[2] The actual figures show that HA income derived from Housing Benefit ranges from 40% to 75%.

[3] SSAC Response to 21 st Century Welfare , paragraph 1.5

[4] Downloadable from the Poverty Alliance’s website at www.povertyalliance.org.uk

[5] Extract from the introduction to the SCoWR Manifesto for Change

[6] Monitoring Poverty and Social Exclusion in Scotland 2010 , Joseph Rowntree Foundation, September 2010

[7] A copy of our campaign leaflet can be downloaded via this link: http://www.sfha.co.uk/component/option,com_docman/Itemid,37/gid,417/task,doc_download/

[8] SSAC response to 21 st Century Welfare , paragraph 1.4

[9] Downloadable from the Poverty Alliance’s website at www.povertyalliance.org.uk

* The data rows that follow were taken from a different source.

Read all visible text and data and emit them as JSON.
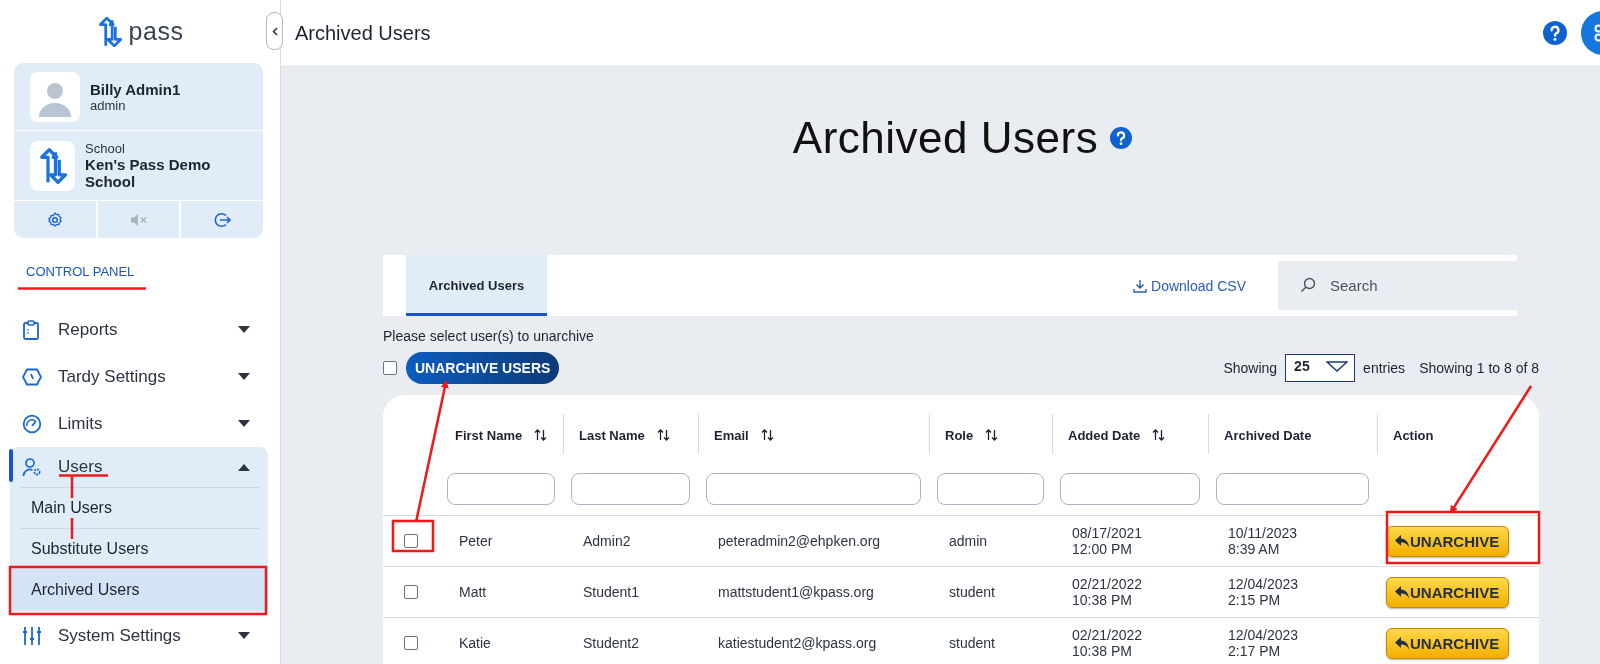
{
  "app": {
    "logo_text": "pass"
  },
  "topbar": {
    "title": "Archived Users"
  },
  "profile": {
    "name": "Billy Admin1",
    "role": "admin",
    "school_label": "School",
    "school_name": "Ken's Pass Demo School"
  },
  "control_panel_label": "CONTROL PANEL",
  "nav": [
    {
      "label": "Reports",
      "kind": "clipboard",
      "expanded": false
    },
    {
      "label": "Tardy Settings",
      "kind": "hexagon",
      "expanded": false
    },
    {
      "label": "Limits",
      "kind": "gauge",
      "expanded": false
    },
    {
      "label": "Users",
      "kind": "user",
      "expanded": true,
      "children": [
        {
          "label": "Main Users",
          "selected": false
        },
        {
          "label": "Substitute Users",
          "selected": false
        },
        {
          "label": "Archived Users",
          "selected": true
        }
      ]
    },
    {
      "label": "System Settings",
      "kind": "sliders",
      "expanded": false
    }
  ],
  "page": {
    "heading": "Archived Users"
  },
  "tabs": [
    {
      "label": "Archived Users",
      "selected": true
    }
  ],
  "download_label": "Download CSV",
  "search": {
    "placeholder": "Search"
  },
  "instruction": "Please select user(s) to unarchive",
  "select_all": {
    "checked": false
  },
  "bulk_button": "UNARCHIVE USERS",
  "page_size": {
    "label_before": "Showing",
    "value": "25",
    "label_after": "entries"
  },
  "summary": "Showing 1 to 8 of 8",
  "table": {
    "columns": [
      {
        "label": "First Name",
        "sortable": true,
        "filterable": true
      },
      {
        "label": "Last Name",
        "sortable": true,
        "filterable": true
      },
      {
        "label": "Email",
        "sortable": true,
        "filterable": true
      },
      {
        "label": "Role",
        "sortable": true,
        "filterable": true
      },
      {
        "label": "Added Date",
        "sortable": true,
        "filterable": true
      },
      {
        "label": "Archived Date",
        "sortable": false,
        "filterable": true
      },
      {
        "label": "Action",
        "sortable": false,
        "filterable": false
      }
    ],
    "rows": [
      {
        "checked": false,
        "cells": [
          "Peter",
          "Admin2",
          "peteradmin2@ehpken.org",
          "admin",
          "08/17/2021\n12:00 PM",
          "10/11/2023\n8:39 AM"
        ],
        "action": "UNARCHIVE"
      },
      {
        "checked": false,
        "cells": [
          "Matt",
          "Student1",
          "mattstudent1@kpass.org",
          "student",
          "02/21/2022\n10:38 PM",
          "12/04/2023\n2:15 PM"
        ],
        "action": "UNARCHIVE"
      },
      {
        "checked": false,
        "cells": [
          "Katie",
          "Student2",
          "katiestudent2@kpass.org",
          "student",
          "02/21/2022\n10:38 PM",
          "12/04/2023\n2:17 PM"
        ],
        "action": "UNARCHIVE"
      }
    ]
  }
}
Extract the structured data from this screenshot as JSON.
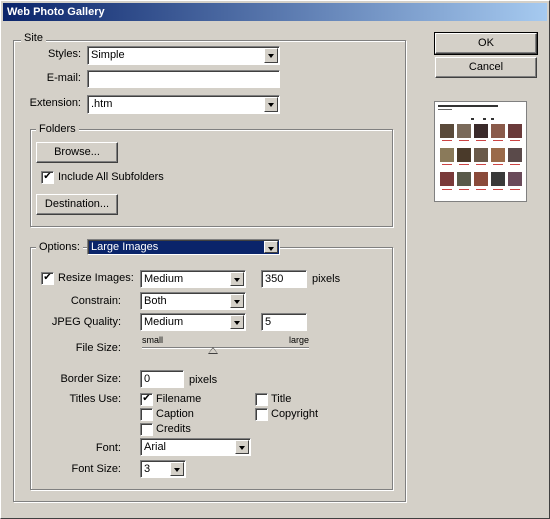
{
  "window": {
    "title": "Web Photo Gallery"
  },
  "buttons": {
    "ok": "OK",
    "cancel": "Cancel"
  },
  "site": {
    "group_title": "Site",
    "styles_label": "Styles:",
    "styles_value": "Simple",
    "email_label": "E-mail:",
    "email_value": "",
    "extension_label": "Extension:",
    "extension_value": ".htm"
  },
  "folders": {
    "group_title": "Folders",
    "browse_label": "Browse...",
    "include_subfolders_label": "Include All Subfolders",
    "include_subfolders_checked": true,
    "destination_label": "Destination..."
  },
  "options": {
    "label": "Options:",
    "value": "Large Images",
    "resize_images_label": "Resize Images:",
    "resize_images_checked": true,
    "resize_size": "Medium",
    "resize_pixels": "350",
    "pixels_unit": "pixels",
    "constrain_label": "Constrain:",
    "constrain_value": "Both",
    "jpeg_quality_label": "JPEG Quality:",
    "jpeg_quality_value": "Medium",
    "jpeg_quality_number": "5",
    "file_size_label": "File Size:",
    "file_size_small": "small",
    "file_size_large": "large",
    "file_size_level": 0.5,
    "border_size_label": "Border Size:",
    "border_size_value": "0",
    "border_unit": "pixels",
    "titles_use_label": "Titles Use:",
    "titles": {
      "filename": {
        "label": "Filename",
        "checked": true
      },
      "caption": {
        "label": "Caption",
        "checked": false
      },
      "credits": {
        "label": "Credits",
        "checked": false
      },
      "title": {
        "label": "Title",
        "checked": false
      },
      "copyright": {
        "label": "Copyright",
        "checked": false
      }
    },
    "font_label": "Font:",
    "font_value": "Arial",
    "font_size_label": "Font Size:",
    "font_size_value": "3"
  },
  "colors": {
    "title_start": "#0a246a",
    "title_end": "#a6caf0",
    "face": "#d4d0c8",
    "highlight": "#0a246a"
  }
}
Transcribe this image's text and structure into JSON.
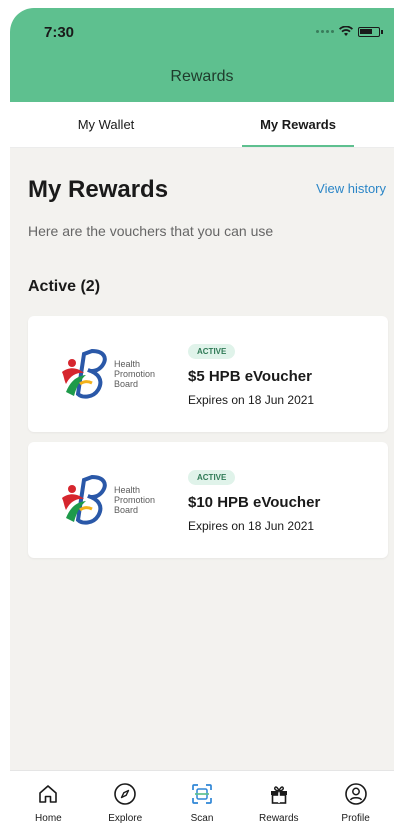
{
  "status_bar": {
    "time": "7:30"
  },
  "header": {
    "title": "Rewards"
  },
  "tabs": [
    {
      "label": "My Wallet",
      "active": false
    },
    {
      "label": "My Rewards",
      "active": true
    }
  ],
  "main": {
    "title": "My Rewards",
    "view_history": "View history",
    "subtitle": "Here are the vouchers that you can use",
    "section_title": "Active (2)"
  },
  "vouchers": [
    {
      "logo": {
        "line1": "Health",
        "line2": "Promotion",
        "line3": "Board"
      },
      "badge": "ACTIVE",
      "name": "$5 HPB eVoucher",
      "expiry": "Expires on 18 Jun 2021"
    },
    {
      "logo": {
        "line1": "Health",
        "line2": "Promotion",
        "line3": "Board"
      },
      "badge": "ACTIVE",
      "name": "$10 HPB eVoucher",
      "expiry": "Expires on 18 Jun 2021"
    }
  ],
  "bottom_nav": [
    {
      "label": "Home",
      "icon": "home-icon"
    },
    {
      "label": "Explore",
      "icon": "compass-icon"
    },
    {
      "label": "Scan",
      "icon": "scan-icon"
    },
    {
      "label": "Rewards",
      "icon": "gift-icon"
    },
    {
      "label": "Profile",
      "icon": "profile-icon"
    }
  ],
  "colors": {
    "brand_green": "#5ec08f",
    "link_blue": "#2b86c7",
    "background": "#f3f2ef",
    "badge_bg": "#e0f3ea",
    "badge_text": "#2f7a56"
  }
}
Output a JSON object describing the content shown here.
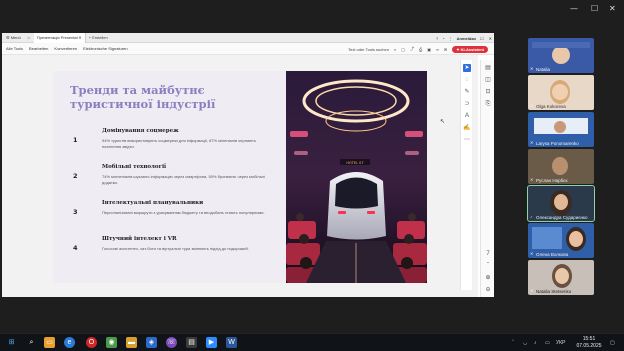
{
  "viewer": {
    "tabbar": {
      "menu": "Menü",
      "tab_title": "Презентація Presentation",
      "new_tab": "Erstellen",
      "login": "Anmelden"
    },
    "menu": [
      "Alle Tools",
      "Bearbeiten",
      "Konvertieren",
      "Elektronische Signaturen"
    ],
    "search": "Text oder Tools suchen",
    "ai_button": "KI-Assistent"
  },
  "slide": {
    "title": "Тренди та майбутнє туристичної індустрії",
    "items": [
      {
        "num": "1",
        "heading": "Домінування соцмереж",
        "text": "94% туристів використовують соцмережі для інформації, 87% міленіалів черпають натхнення звідти."
      },
      {
        "num": "2",
        "heading": "Мобільні технології",
        "text": "74% мілленіалів шукають інформацію через смартфони, 50% бронюють через мобільні додатки."
      },
      {
        "num": "3",
        "heading": "Інтелектуальні планувальники",
        "text": "Персоналізовані маршрути з урахуванням бюджету та вподобань стають популярними."
      },
      {
        "num": "4",
        "heading": "Штучний інтелект і VR",
        "text": "Голосові асистенти, чат-боти та віртуальні тури змінюють підхід до подорожей."
      }
    ],
    "photo_sign": "HOTEL 07"
  },
  "participants": [
    {
      "name": "Natalia",
      "bg": "#3a5aa8"
    },
    {
      "name": "Olga Kokoreva",
      "bg": "#e8d8c8"
    },
    {
      "name": "Larysa Ponomarenko",
      "bg": "#2f5fa8"
    },
    {
      "name": "Руслан Нарбєк",
      "bg": "#4a4030"
    },
    {
      "name": "Олександра Судариєнко",
      "bg": "#2a3a4a"
    },
    {
      "name": "Олена Волкова",
      "bg": "#2f5fa8"
    },
    {
      "name": "Natalia Stetsenko",
      "bg": "#c8c0b8"
    }
  ],
  "taskbar": {
    "time": "15:51",
    "date": "07.05.2025",
    "lang": "УКР"
  },
  "colors": {
    "accent_title": "#8a7fbf",
    "ai_button": "#e0303b",
    "slide_bg": "#efecf4"
  }
}
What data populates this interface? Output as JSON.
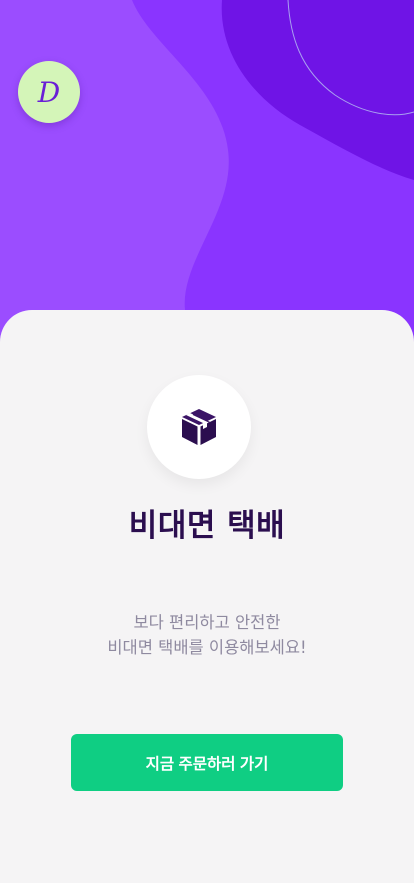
{
  "logo": {
    "letter": "D"
  },
  "hero": {
    "colors": {
      "base": "#9b4dff",
      "mid": "#8a34ff",
      "dark": "#6f14e6",
      "line": "#a9a0f0"
    }
  },
  "main": {
    "icon": "package-box-icon",
    "title": "비대면 택배",
    "description": [
      "보다 편리하고 안전한",
      "비대면 택배를 이용해보세요!"
    ],
    "cta_label": "지금 주문하러 가기"
  },
  "colors": {
    "accent": "#0fce83",
    "title": "#2b0e4f",
    "card": "#f5f4f5",
    "logo_bg": "#d4f5b8"
  }
}
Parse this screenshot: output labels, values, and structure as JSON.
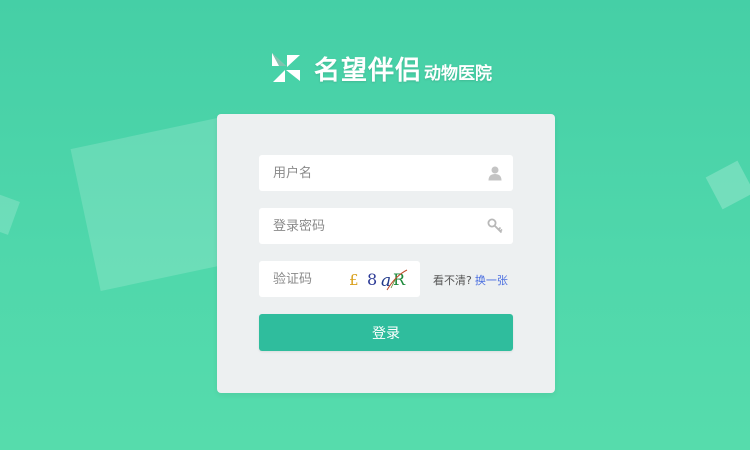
{
  "brand": {
    "name": "名望伴侣",
    "subtitle": "动物医院"
  },
  "form": {
    "username_placeholder": "用户名",
    "password_placeholder": "登录密码",
    "captcha_placeholder": "验证码",
    "captcha_text": "£8aR",
    "captcha_hint": "看不清?",
    "captcha_refresh": "换一张",
    "login_label": "登录"
  },
  "icons": {
    "brand_logo": "pinwheel-logo",
    "username": "user-icon",
    "password": "key-icon"
  },
  "colors": {
    "background": "#4ad3a8",
    "card": "#edf0f1",
    "primary_button": "#2fbd9d",
    "link": "#4a6ee0"
  }
}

[10] Housing Benefit Changes: Scottish Impact Assessment, Scottish Government, January 20 1,downloadable at http://www.scotland.gov.uk/Resource/Doc/1125/0110252.doc

[11] Universal Credit: welfare that works , DWP November 2010 , page 20, paragraph 31

[12] Financial Inclusion in the UK: Review of Policy and Practice , Lavinia Mitton for Joseph Rowntree Foundation, July 2008, downloadable at http://www.jrf.org.uk/sites/files/jrf/2222-financial-exclusion-policy.pdf

[13] Explanatory Notes , p. 46, section 325

[14] Professor Kenneth Gibb, Joseph Rowntree Foundation’s response to 21 st Century Welfare, pp30-31

[15] Universal Credit: welfare that works, DWP November 2010 , page 33, paragraph 5


[16] Preventing and Alleviating Homelessness , SFHA Good Practice Guidance, September 2010

[17] Housing Benefit Changes: Scottish Impact Assessment, Scottish Government, January 20 1,downloadable at http://www.scotland.gov.uk/Resource/Doc/1125/0110252.doc